◆ **TASK BRIEF**:
All entries are to be given again verbatim.

◆ **STORED DATA**:
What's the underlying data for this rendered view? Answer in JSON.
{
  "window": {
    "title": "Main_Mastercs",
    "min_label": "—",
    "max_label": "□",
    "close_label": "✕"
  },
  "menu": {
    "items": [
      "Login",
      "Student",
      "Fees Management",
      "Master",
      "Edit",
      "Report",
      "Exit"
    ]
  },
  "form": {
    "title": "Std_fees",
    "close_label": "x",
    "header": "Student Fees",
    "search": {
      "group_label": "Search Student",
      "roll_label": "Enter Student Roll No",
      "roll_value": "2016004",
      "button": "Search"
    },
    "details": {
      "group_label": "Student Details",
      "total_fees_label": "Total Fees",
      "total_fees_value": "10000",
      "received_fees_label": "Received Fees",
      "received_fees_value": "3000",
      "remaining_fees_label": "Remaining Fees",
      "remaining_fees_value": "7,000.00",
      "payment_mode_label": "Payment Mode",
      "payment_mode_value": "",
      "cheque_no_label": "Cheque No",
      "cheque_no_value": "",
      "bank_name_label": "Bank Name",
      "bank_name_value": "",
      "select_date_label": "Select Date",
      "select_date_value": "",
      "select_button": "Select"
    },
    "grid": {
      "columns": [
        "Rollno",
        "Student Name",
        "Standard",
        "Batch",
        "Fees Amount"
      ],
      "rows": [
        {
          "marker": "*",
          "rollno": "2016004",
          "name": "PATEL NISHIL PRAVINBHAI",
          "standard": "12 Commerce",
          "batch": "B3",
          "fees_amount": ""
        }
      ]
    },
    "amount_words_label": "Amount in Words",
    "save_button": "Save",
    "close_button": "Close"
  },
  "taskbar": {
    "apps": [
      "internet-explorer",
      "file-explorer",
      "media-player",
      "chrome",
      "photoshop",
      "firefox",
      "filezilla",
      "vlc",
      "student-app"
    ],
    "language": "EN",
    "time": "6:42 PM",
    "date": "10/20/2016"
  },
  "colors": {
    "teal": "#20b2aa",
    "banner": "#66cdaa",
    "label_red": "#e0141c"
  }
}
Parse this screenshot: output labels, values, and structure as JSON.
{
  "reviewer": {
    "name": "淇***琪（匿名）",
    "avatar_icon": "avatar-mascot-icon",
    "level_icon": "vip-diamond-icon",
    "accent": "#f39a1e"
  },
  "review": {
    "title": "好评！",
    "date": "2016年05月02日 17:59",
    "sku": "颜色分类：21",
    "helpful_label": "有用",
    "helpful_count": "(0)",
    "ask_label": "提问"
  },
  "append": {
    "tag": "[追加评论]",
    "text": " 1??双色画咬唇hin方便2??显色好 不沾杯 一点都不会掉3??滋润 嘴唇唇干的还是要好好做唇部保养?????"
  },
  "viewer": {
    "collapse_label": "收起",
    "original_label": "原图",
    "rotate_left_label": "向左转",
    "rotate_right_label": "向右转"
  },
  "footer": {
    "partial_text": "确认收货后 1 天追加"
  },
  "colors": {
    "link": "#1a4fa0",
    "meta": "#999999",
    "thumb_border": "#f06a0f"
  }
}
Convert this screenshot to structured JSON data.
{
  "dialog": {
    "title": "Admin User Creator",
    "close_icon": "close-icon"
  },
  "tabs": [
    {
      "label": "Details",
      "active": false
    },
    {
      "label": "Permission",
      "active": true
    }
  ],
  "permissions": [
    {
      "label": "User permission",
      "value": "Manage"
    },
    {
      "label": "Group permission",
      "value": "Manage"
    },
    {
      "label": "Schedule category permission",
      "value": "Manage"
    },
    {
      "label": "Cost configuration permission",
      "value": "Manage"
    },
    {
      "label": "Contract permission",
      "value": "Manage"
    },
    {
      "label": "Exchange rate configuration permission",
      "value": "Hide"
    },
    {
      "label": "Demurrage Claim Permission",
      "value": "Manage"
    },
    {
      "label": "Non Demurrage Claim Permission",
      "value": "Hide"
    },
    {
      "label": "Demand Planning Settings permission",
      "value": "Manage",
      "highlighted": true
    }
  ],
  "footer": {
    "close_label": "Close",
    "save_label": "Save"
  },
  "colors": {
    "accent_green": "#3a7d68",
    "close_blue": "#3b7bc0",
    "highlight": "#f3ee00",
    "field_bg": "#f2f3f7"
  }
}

◆ **SOLUTION BELOW**:
What's the underlying data for this rendered view? Answer in JSON.
{
  "window": {
    "title": "Main_Mastercs",
    "min_label": "—",
    "max_label": "□",
    "close_label": "✕"
  },
  "menu": {
    "items": [
      "Login",
      "Student",
      "Fees Management",
      "Master",
      "Edit",
      "Report",
      "Exit"
    ]
  },
  "form": {
    "title": "Std_fees",
    "close_label": "x",
    "header": "Student Fees",
    "search": {
      "group_label": "Search Student",
      "roll_label": "Enter Student Roll No",
      "roll_value": "2016004",
      "button": "Search"
    },
    "details": {
      "group_label": "Student Details",
      "total_fees_label": "Total Fees",
      "total_fees_value": "10000",
      "received_fees_label": "Received Fees",
      "received_fees_value": "3000",
      "remaining_fees_label": "Remaining Fees",
      "remaining_fees_value": "7,000.00",
      "payment_mode_label": "Payment Mode",
      "payment_mode_value": "",
      "cheque_no_label": "Cheque No",
      "cheque_no_value": "",
      "bank_name_label": "Bank Name",
      "bank_name_value": "",
      "select_date_label": "Select Date",
      "select_date_value": "",
      "select_button": "Select"
    },
    "grid": {
      "columns": [
        "Rollno",
        "Student Name",
        "Standard",
        "Batch",
        "Fees Amount"
      ],
      "rows": [
        {
          "marker": "*",
          "rollno": "2016004",
          "name": "PATEL NISHIL PRAVINBHAI",
          "standard": "12 Commerce",
          "batch": "B3",
          "fees_amount": ""
        }
      ]
    },
    "amount_words_label": "Amount in Words",
    "save_button": "Save",
    "close_button": "Close"
  },
  "taskbar": {
    "apps": [
      "internet-explorer",
      "file-explorer",
      "media-player",
      "chrome",
      "photoshop",
      "firefox",
      "filezilla",
      "vlc",
      "student-app"
    ],
    "language": "EN",
    "time": "6:42 PM",
    "date": "10/20/2016"
  },
  "colors": {
    "teal": "#20b2aa",
    "banner": "#66cdaa",
    "label_red": "#e0141c"
  }
}
Parse this screenshot: output labels, values, and structure as JSON.
{
  "reviewer": {
    "name": "淇***琪（匿名）",
    "avatar_icon": "avatar-mascot-icon",
    "level_icon": "vip-diamond-icon",
    "accent": "#f39a1e"
  },
  "review": {
    "title": "好评！",
    "date": "2016年05月02日 17:59",
    "sku": "颜色分类：21",
    "helpful_label": "有用",
    "helpful_count": "(0)",
    "ask_label": "提问"
  },
  "append": {
    "tag": "[追加评论]",
    "text": " 1??双色画咬唇hin方便2??显色好 不沾杯 一点都不会掉3??滋润 嘴唇唇干的还是要好好做唇部保养?????"
  },
  "viewer": {
    "collapse_label": "收起",
    "original_label": "原图",
    "rotate_left_label": "向左转",
    "rotate_right_label": "向右转"
  },
  "footer": {
    "partial_text": "确认收货后 1 天追加"
  },
  "colors": {
    "link": "#1a4fa0",
    "meta": "#999999",
    "thumb_border": "#f06a0f"
  }
}
Convert this screenshot to structured JSON data.
{
  "dialog": {
    "title": "Admin User Creator",
    "close_icon": "close-icon"
  },
  "tabs": [
    {
      "label": "Details",
      "active": false
    },
    {
      "label": "Permission",
      "active": true
    }
  ],
  "permissions": [
    {
      "label": "User permission",
      "value": "Manage"
    },
    {
      "label": "Group permission",
      "value": "Manage"
    },
    {
      "label": "Schedule category permission",
      "value": "Manage"
    },
    {
      "label": "Cost configuration permission",
      "value": "Manage"
    },
    {
      "label": "Contract permission",
      "value": "Manage"
    },
    {
      "label": "Exchange rate configuration permission",
      "value": "Hide"
    },
    {
      "label": "Demurrage Claim Permission",
      "value": "Manage"
    },
    {
      "label": "Non Demurrage Claim Permission",
      "value": "Hide"
    },
    {
      "label": "Demand Planning Settings permission",
      "value": "Manage",
      "highlighted": true
    }
  ],
  "footer": {
    "close_label": "Close",
    "save_label": "Save"
  },
  "colors": {
    "accent_green": "#3a7d68",
    "close_blue": "#3b7bc0",
    "highlight": "#f3ee00",
    "field_bg": "#f2f3f7"
  }
}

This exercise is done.